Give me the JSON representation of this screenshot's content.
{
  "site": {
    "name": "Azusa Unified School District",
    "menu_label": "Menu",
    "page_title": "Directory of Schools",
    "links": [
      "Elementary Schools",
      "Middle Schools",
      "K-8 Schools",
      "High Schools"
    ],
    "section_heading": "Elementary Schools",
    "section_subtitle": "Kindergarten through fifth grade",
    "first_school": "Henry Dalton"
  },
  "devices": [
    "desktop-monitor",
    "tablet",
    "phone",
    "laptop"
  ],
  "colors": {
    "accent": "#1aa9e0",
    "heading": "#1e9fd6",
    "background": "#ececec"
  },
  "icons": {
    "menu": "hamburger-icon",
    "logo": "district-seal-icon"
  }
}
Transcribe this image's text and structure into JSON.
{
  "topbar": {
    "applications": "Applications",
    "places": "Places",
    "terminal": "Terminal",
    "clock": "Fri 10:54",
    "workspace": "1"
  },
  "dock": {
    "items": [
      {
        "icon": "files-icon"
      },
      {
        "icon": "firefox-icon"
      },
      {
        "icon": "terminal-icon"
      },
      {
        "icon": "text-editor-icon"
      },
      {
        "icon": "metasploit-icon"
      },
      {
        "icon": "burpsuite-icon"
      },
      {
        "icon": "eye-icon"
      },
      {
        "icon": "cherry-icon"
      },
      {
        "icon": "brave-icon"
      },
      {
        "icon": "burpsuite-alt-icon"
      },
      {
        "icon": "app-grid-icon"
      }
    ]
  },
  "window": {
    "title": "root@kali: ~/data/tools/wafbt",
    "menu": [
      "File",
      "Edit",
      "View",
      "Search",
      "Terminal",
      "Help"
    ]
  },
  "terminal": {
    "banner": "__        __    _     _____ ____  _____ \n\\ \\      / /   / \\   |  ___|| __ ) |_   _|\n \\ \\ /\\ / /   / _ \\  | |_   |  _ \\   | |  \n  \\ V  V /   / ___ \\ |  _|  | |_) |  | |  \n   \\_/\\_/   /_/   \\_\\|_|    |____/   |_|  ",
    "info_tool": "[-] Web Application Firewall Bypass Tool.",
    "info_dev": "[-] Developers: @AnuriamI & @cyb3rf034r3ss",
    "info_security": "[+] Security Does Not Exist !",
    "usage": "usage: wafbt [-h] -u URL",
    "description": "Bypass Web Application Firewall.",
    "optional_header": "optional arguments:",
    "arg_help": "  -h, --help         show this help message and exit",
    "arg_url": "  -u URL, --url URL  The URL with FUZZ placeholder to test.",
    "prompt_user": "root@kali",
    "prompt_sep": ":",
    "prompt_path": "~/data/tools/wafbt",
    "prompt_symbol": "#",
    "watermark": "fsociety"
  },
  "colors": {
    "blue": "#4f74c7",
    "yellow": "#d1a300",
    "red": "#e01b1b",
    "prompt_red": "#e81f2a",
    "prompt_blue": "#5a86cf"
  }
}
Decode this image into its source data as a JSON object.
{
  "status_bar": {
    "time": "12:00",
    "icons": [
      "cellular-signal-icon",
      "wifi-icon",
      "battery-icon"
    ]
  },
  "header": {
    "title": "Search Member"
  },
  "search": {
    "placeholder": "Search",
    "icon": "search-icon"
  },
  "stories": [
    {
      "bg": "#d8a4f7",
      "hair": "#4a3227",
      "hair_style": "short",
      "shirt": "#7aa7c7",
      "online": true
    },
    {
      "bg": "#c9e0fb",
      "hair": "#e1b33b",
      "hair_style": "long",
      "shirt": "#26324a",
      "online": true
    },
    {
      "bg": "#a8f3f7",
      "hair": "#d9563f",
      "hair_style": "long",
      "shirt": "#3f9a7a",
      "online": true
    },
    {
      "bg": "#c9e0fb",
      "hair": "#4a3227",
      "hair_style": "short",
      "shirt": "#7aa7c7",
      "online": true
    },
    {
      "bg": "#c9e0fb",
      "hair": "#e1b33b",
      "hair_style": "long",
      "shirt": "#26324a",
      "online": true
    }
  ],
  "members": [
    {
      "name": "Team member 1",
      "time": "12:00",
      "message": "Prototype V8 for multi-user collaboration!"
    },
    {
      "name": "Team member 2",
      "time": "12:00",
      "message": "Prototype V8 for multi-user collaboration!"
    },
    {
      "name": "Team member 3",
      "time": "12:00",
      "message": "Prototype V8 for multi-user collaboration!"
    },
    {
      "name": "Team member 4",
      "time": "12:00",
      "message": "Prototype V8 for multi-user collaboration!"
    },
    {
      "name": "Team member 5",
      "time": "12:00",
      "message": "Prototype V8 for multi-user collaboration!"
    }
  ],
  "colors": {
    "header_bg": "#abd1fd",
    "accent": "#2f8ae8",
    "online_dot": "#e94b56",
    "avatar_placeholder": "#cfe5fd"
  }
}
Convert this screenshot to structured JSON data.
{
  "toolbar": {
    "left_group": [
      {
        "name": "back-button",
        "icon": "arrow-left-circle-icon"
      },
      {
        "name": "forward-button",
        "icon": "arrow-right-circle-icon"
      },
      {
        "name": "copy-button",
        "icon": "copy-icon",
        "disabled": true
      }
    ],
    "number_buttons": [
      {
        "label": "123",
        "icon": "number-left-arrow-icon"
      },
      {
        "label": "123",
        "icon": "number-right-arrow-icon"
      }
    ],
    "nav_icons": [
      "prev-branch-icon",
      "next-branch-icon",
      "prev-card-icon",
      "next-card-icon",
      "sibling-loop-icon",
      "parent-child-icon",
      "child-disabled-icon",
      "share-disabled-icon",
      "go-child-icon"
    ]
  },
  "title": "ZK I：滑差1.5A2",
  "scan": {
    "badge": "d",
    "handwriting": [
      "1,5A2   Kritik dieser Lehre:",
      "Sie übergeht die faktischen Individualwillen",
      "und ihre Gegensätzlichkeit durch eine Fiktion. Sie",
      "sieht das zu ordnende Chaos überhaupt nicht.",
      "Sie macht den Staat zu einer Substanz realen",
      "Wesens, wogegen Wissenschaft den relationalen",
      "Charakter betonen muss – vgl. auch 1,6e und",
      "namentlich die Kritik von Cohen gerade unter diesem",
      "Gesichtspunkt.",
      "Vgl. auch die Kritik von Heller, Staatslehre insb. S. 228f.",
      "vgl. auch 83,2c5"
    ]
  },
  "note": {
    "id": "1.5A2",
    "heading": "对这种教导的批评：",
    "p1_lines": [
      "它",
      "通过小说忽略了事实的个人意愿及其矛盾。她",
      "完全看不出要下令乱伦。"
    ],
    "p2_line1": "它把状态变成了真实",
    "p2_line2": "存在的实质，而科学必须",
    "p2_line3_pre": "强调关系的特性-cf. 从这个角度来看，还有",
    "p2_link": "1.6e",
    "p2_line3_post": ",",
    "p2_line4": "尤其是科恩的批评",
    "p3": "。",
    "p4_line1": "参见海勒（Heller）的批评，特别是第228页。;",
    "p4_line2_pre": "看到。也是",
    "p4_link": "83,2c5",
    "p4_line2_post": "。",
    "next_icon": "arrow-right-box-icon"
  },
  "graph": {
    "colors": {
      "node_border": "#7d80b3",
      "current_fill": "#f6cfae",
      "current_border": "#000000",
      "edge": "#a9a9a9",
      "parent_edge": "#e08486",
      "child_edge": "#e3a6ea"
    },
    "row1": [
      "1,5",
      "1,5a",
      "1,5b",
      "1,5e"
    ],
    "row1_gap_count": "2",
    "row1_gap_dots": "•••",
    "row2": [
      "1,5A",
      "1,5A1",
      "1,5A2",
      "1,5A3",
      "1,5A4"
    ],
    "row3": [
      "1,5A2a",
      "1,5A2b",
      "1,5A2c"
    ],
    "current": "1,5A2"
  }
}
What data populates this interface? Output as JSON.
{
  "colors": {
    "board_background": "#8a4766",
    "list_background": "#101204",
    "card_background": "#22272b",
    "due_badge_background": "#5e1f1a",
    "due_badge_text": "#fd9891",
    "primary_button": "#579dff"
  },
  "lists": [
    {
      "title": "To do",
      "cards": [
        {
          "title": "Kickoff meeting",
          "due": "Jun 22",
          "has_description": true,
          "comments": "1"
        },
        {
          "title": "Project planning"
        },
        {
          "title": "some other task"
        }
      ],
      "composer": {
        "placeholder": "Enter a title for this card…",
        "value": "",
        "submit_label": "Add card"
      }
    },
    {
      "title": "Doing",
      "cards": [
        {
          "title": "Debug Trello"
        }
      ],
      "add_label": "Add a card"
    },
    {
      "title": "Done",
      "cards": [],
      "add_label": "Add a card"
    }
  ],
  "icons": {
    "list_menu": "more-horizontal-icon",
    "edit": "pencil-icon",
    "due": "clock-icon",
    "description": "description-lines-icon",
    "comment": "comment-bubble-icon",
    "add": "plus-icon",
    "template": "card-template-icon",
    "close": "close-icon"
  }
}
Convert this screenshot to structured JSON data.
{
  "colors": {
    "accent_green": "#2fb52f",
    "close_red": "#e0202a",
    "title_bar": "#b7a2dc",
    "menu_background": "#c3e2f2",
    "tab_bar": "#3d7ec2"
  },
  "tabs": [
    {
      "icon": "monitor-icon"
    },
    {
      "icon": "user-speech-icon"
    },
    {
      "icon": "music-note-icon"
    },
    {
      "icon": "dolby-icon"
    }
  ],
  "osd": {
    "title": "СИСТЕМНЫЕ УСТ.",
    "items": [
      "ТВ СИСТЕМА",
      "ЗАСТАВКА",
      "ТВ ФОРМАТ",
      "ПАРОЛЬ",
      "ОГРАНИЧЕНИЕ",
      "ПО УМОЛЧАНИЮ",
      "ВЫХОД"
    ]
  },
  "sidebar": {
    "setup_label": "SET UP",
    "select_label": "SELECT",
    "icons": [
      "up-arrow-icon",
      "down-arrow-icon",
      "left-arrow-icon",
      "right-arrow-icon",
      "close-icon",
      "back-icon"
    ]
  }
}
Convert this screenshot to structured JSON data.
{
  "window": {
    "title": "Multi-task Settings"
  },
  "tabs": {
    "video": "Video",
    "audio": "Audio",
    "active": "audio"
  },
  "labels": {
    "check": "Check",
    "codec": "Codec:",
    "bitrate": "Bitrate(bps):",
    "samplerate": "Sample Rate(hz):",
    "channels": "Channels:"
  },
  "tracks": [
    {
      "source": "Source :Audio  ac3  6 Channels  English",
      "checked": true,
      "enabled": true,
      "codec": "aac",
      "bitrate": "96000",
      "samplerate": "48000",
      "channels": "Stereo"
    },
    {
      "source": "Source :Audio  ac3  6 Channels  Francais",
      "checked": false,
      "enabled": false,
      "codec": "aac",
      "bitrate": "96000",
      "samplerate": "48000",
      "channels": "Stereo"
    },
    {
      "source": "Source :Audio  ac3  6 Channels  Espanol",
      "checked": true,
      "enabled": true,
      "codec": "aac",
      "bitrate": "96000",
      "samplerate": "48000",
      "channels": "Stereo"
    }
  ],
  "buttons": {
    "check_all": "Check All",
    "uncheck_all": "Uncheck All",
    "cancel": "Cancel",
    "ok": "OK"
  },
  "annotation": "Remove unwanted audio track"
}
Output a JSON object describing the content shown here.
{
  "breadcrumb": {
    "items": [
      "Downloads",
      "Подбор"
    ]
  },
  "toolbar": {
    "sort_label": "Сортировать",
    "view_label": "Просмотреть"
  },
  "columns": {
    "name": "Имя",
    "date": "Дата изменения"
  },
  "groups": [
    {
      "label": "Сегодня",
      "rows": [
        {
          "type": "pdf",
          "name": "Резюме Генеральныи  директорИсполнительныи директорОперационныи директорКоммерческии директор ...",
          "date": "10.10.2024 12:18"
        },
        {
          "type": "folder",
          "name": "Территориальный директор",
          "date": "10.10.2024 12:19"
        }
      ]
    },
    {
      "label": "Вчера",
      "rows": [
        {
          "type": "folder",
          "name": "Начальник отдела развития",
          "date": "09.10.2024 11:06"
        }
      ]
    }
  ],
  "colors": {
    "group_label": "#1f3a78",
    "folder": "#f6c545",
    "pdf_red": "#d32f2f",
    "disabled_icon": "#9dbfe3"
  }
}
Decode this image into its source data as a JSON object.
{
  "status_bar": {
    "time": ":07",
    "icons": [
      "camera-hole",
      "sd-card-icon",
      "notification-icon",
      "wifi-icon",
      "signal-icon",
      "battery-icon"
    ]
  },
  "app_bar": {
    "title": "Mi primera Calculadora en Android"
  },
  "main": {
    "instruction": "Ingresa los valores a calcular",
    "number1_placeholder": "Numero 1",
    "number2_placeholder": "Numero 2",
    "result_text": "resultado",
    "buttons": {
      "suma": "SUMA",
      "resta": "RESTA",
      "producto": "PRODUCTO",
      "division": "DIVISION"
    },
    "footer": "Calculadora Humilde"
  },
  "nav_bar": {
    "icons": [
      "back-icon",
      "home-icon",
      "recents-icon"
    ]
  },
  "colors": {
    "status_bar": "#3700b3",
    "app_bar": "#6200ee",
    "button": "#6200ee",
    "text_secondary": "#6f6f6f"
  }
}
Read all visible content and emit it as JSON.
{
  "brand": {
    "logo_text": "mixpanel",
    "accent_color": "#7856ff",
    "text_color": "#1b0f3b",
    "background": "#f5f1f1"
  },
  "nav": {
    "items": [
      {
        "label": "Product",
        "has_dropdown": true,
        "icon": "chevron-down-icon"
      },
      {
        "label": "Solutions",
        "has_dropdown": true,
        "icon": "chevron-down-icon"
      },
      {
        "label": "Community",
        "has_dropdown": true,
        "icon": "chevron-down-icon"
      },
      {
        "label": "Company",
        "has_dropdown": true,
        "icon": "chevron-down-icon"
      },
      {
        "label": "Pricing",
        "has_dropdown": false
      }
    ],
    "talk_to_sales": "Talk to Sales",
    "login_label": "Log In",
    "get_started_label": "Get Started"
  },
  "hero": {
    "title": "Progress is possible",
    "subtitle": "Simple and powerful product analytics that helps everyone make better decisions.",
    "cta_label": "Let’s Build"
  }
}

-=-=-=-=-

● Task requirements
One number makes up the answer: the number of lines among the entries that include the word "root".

● Answer space
2